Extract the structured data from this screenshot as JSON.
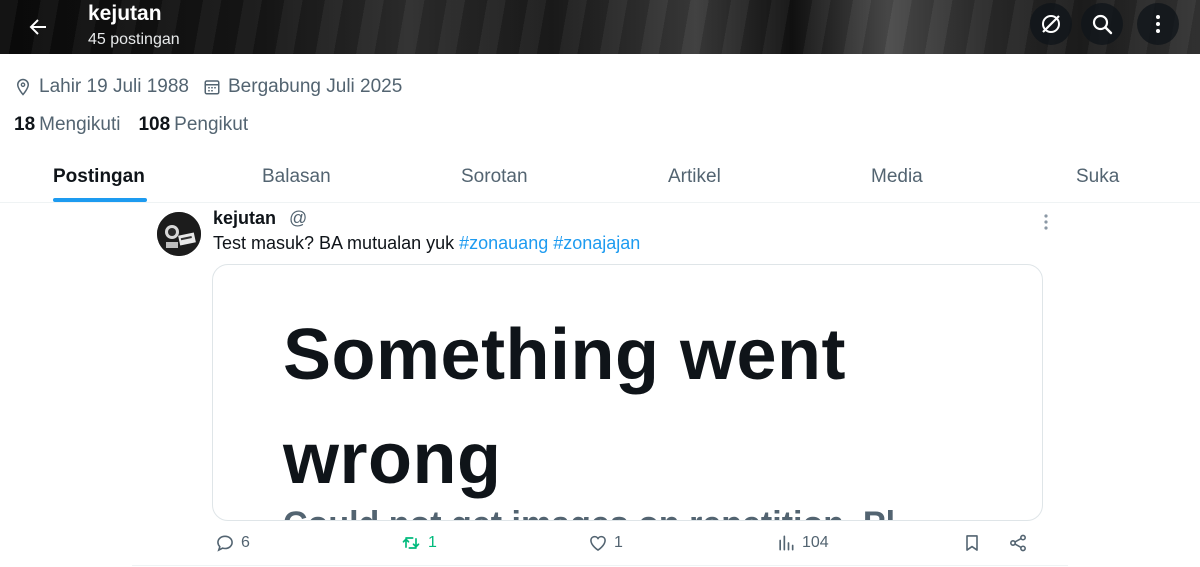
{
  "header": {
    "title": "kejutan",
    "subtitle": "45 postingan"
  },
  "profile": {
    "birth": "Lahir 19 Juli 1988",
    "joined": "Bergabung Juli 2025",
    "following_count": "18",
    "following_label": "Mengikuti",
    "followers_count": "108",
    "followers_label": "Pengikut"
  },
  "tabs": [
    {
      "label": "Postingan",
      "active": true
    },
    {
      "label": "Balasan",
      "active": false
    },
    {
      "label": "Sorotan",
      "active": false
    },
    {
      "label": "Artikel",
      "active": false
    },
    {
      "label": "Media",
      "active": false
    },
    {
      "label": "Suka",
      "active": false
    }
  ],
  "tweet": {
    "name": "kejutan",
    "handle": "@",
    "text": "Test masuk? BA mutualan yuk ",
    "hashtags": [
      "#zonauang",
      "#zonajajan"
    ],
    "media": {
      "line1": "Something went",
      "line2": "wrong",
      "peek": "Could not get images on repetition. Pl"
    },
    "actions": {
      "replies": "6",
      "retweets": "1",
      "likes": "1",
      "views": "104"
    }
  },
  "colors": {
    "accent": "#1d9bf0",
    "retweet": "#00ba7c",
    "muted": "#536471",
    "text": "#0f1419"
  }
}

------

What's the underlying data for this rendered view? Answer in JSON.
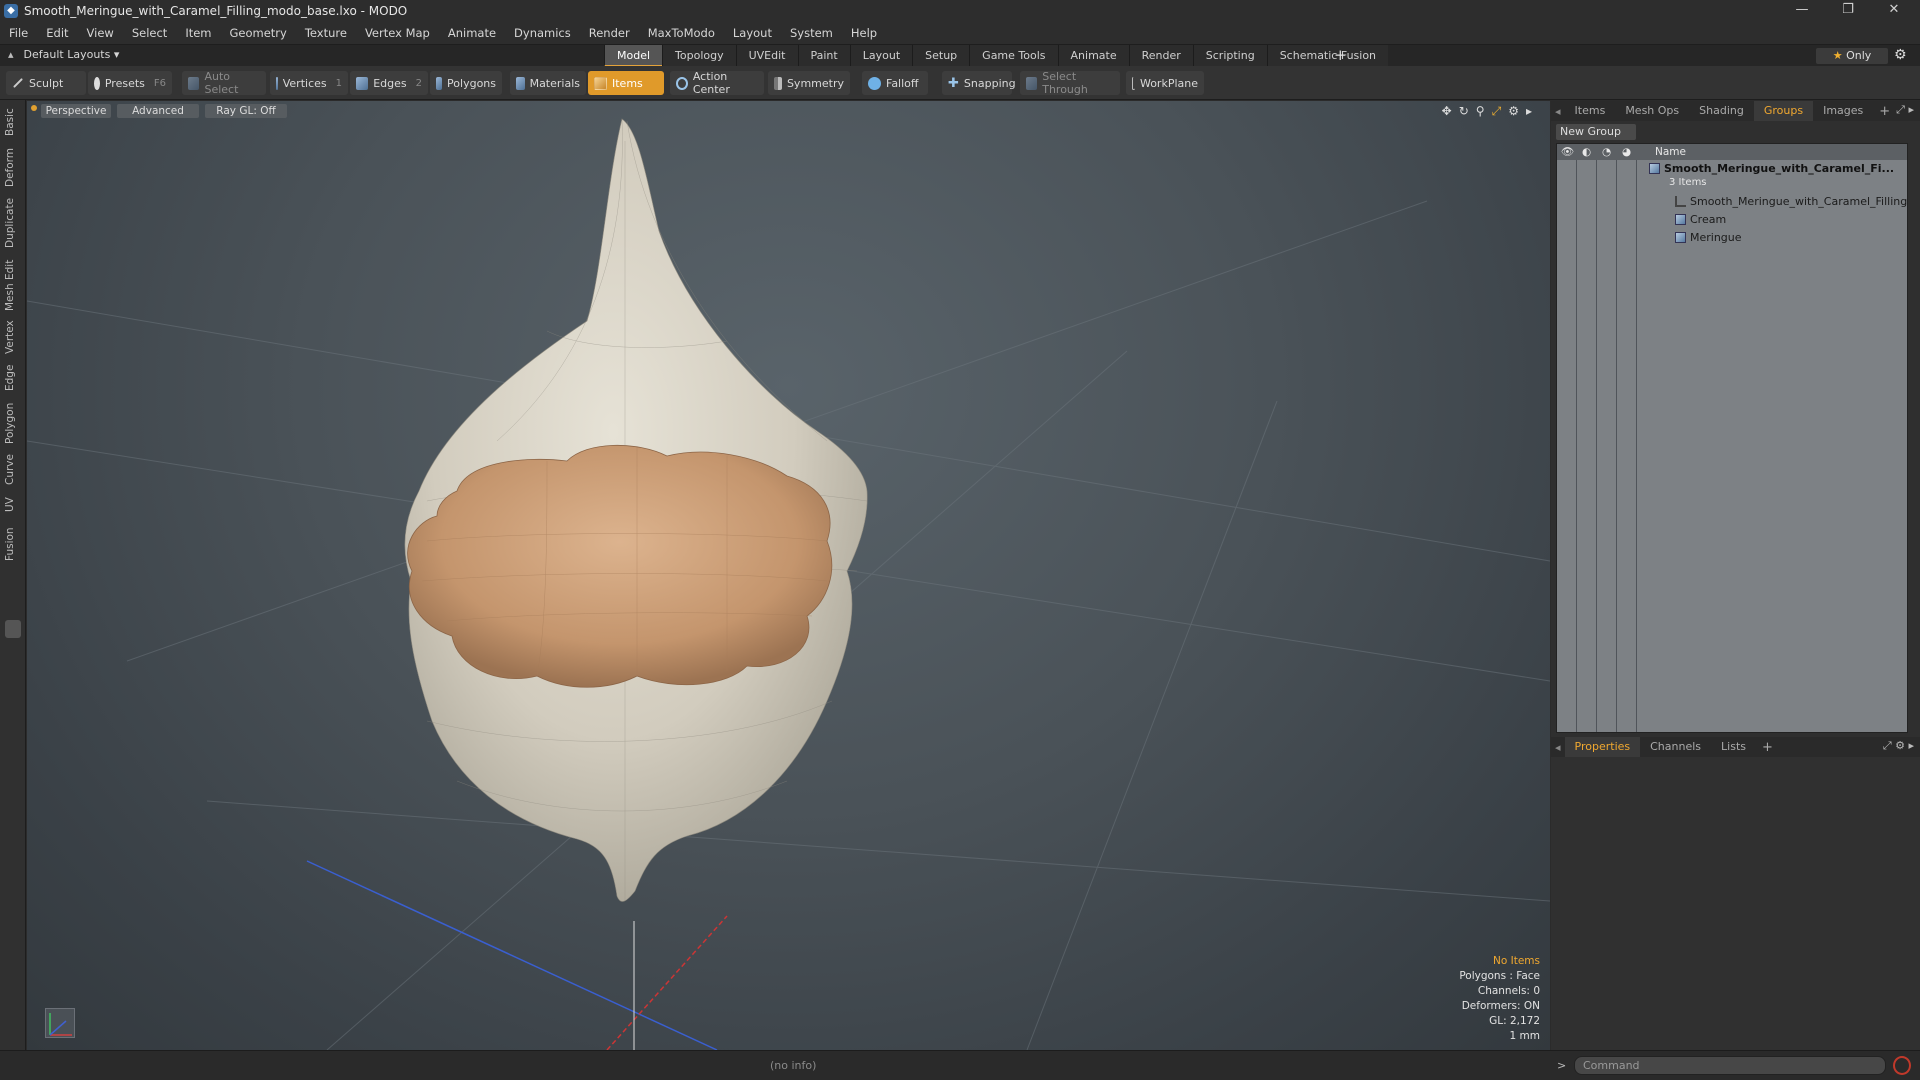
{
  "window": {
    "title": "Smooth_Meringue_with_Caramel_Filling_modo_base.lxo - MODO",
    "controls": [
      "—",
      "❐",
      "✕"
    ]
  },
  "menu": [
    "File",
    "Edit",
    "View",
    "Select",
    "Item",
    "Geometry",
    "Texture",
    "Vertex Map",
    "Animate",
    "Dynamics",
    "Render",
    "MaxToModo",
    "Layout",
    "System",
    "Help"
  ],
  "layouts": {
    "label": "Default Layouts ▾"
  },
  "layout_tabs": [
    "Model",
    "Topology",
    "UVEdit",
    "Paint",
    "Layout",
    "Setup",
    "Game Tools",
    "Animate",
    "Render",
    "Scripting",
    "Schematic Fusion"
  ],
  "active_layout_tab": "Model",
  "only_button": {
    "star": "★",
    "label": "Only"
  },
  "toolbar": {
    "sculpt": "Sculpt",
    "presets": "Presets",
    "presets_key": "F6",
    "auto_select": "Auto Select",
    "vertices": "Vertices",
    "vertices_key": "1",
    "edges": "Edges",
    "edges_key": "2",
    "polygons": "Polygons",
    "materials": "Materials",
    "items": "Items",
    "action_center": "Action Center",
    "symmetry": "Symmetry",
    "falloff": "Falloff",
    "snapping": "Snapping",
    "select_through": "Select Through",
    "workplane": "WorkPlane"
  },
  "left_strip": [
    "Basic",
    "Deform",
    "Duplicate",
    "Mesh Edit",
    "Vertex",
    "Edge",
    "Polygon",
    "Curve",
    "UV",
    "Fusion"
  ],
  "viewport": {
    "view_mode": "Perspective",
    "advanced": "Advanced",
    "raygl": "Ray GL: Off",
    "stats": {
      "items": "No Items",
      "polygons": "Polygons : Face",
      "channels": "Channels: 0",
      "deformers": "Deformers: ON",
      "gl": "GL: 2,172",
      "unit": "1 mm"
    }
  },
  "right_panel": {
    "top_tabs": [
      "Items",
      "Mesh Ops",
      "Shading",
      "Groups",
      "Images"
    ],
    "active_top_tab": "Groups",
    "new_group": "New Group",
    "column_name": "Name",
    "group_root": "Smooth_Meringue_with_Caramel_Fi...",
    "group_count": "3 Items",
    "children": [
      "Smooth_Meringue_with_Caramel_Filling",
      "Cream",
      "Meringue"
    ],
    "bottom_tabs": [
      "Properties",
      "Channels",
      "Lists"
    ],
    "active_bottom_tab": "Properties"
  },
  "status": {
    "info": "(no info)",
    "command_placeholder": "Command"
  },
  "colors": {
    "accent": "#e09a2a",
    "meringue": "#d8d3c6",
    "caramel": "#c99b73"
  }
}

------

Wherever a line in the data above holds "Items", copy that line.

    "items": "Items",
      "items": "No Items",
      "Items",
    "group_count": "3 Items",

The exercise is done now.